Verizon is the first telecommunications company in the world to successfully field-test a passive optical network system known as XG-PON that can transmit data at 10 gigabits per second (Gbps) downstream and 2.4 Gbps upstream, four times as fast as the current top transmission speeds supporting the company's all-fiber FiOS network.
The test, conducted recently in southern Massachusetts, sets the stage for Verizon to meet the emerging customer demand for a wide variety of devices and applications that require a network capable of transmitting large amounts of data at very high speeds. The devices and applications could include unicast HD video streaming, ultra-high-definition video, 3D video, user-generated content distribution, video conferencing, and new high-speed data services for medium- and large-business customers.
The XG-PON signal was tested independently on a dedicated passive optical network (PON) as well as overlaid on a fiber providing FiOS service to a customer. The overlay test verified there was no interference between the XG-PON signal and the regular FiOS signal using gigabit passive optical network (GPON) technology and running at 2.5 Gbps downstream and 1.24 Gbps upstream.
Previously, Verizon tested the XG-PON signal in the company's Waltham laboratory.
Until now, ITU standards-based XG-PON technology has been tried only in demonstrations and lab trials. Final technical standards for global design and deployment aren't expected until mid 2010. Verizon, however, is working to test and validate the next generation of fiber-to-the-premises (FTTP) technologies from various vendors to help accelerate standards activities, and to ensure that Verizon maintains its leadership in FTTP development and deployment to meet customers' ever-growing bandwidth and service-quality needs.
"From the earliest stages of the FiOS design, we knew we could repeatedly and progressively leverage the immense capacity of fiber to carry more and more data in support of customer applications," said Mark Wegleitner, senior vice president of technology for Verizon. "Now we're already working on the best way to take the next leap forward in capacity."
Wegleitner noted that in 2004 Verizon launched FiOS service using the broadband passive optical network (BPON) technology, which provided downstream speeds of 622 Mbps per second.

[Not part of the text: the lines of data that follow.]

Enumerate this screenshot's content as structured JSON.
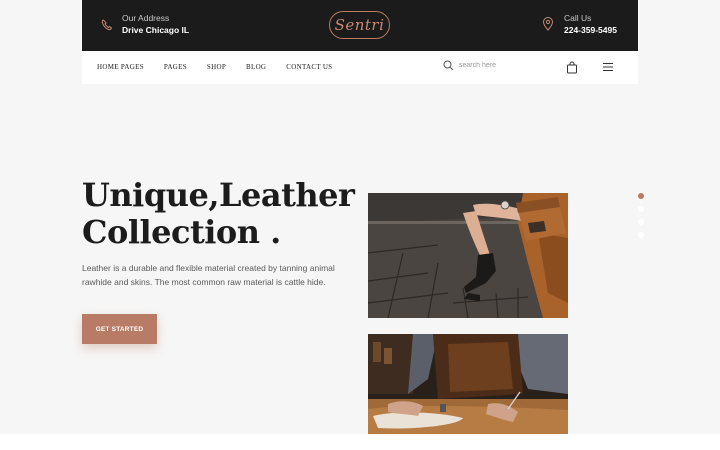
{
  "topbar": {
    "address_label": "Our Address",
    "address_value": "Drive Chicago IL",
    "logo_text": "Sentri",
    "call_label": "Call Us",
    "call_value": "224-359-5495"
  },
  "nav": {
    "items": [
      "HOME PAGES",
      "PAGES",
      "SHOP",
      "BLOG",
      "CONTACT US"
    ]
  },
  "search": {
    "placeholder": "search here"
  },
  "hero": {
    "headline_line1": "Unique,Leather",
    "headline_line2": "Collection .",
    "description": "Leather is a durable and flexible material created by tanning animal rawhide and skins. The most common raw material is cattle hide.",
    "cta_label": "GET STARTED"
  },
  "slider": {
    "dot_count": 4,
    "active_index": 0
  },
  "colors": {
    "accent": "#b77b66",
    "dark": "#1b1b1b",
    "background": "#f6f6f6"
  },
  "icons": {
    "address": "phone-icon",
    "call": "location-pin-icon",
    "search": "search-icon",
    "cart": "shopping-bag-icon",
    "menu": "hamburger-menu-icon"
  }
}
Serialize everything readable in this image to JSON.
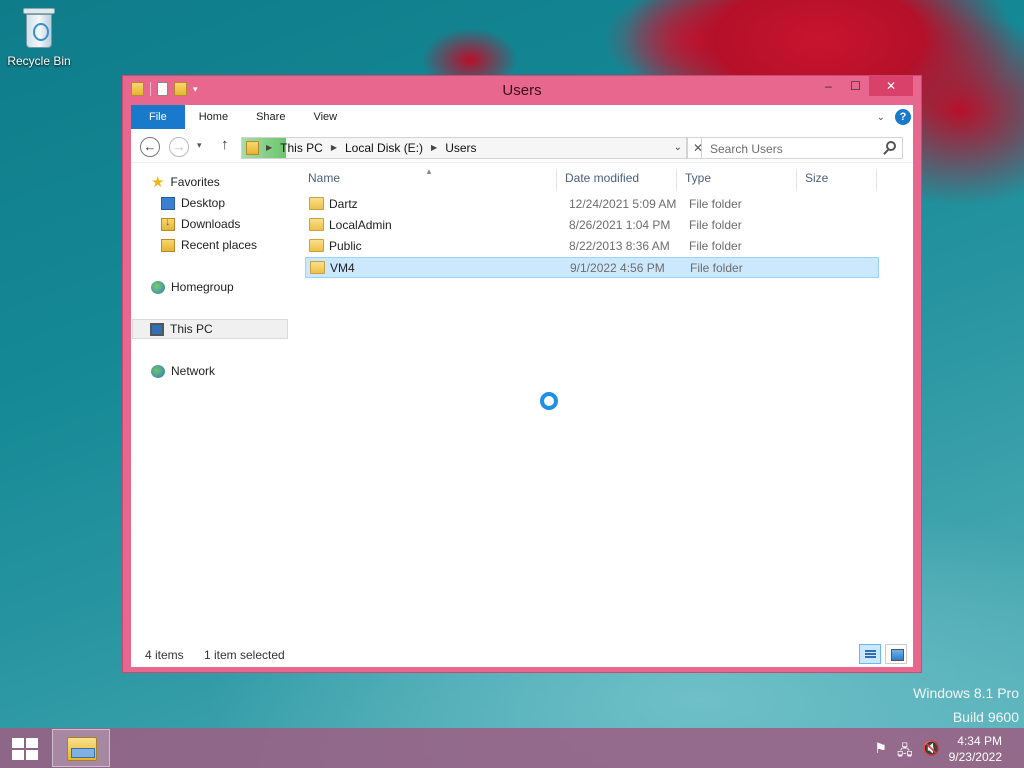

Less than three years later, the company successfully introduced the gigabit passive optical network, or GPON technology, at speeds that are four times faster than the broadband passive optical network's downstream rate and eight times faster than its upstream rate.
The XG-PON trial, according to Dr. Vincent O'Byrne, director of technology for Verizon, consisted of a new optical line terminal (OLT) installed in the Verizon central office, generating a 10 Gbps XG-PON signal transmitted over a wavelength, or color of light. Two tests were conducted: One test transmitted the XG-PON signal by itself on a separate PON fiber between the central office and a new optical network terminal (ONT) device at a customer's home. In the other test, the XG-PON stream was merged as a separate wavelength onto an already-operating live fiber running FiOS with GPON at 2.5 Gbps to provide a total downstream flow of 12.5 Gbps. At the customer's house, the XG-PON and GPON signals were received by ONT devices, showing that the network can simultaneously deliver the GPON and XG-PON signals on the same fiber at the two speeds, without any degradation in service.
A "test cart" prepared by technical staff from Verizon's FTTP Architecture and Design Group in Waltham was installed at the FiOS customer's house, and was used to exercise the XG-PON information channel. It transmitted and received data service at the XG-PON rate. On the test cart, the signal was demodulated and the performance of the new technology was measured.
O'Byrne said the test is a technology validation, rather than a product trial, affirming the present XG-PON specification and confirming what has been achieved in Verizon's lab.
"This trial is a first for the industry and sets the stage for Verizon to offer increased speeds on the same network currently being used by our GPON customers," said Brian Whitton, executive director of access and video technologies. "This further validates our strategic choice of fiber-to-the-premises as the best way to build a future-proof network."
The trial was conducted with XG-PON equipment from Huawei, a leader in providing next generation telecommunications networks. Future trials with other suppliers' advanced systems are expected over the coming months.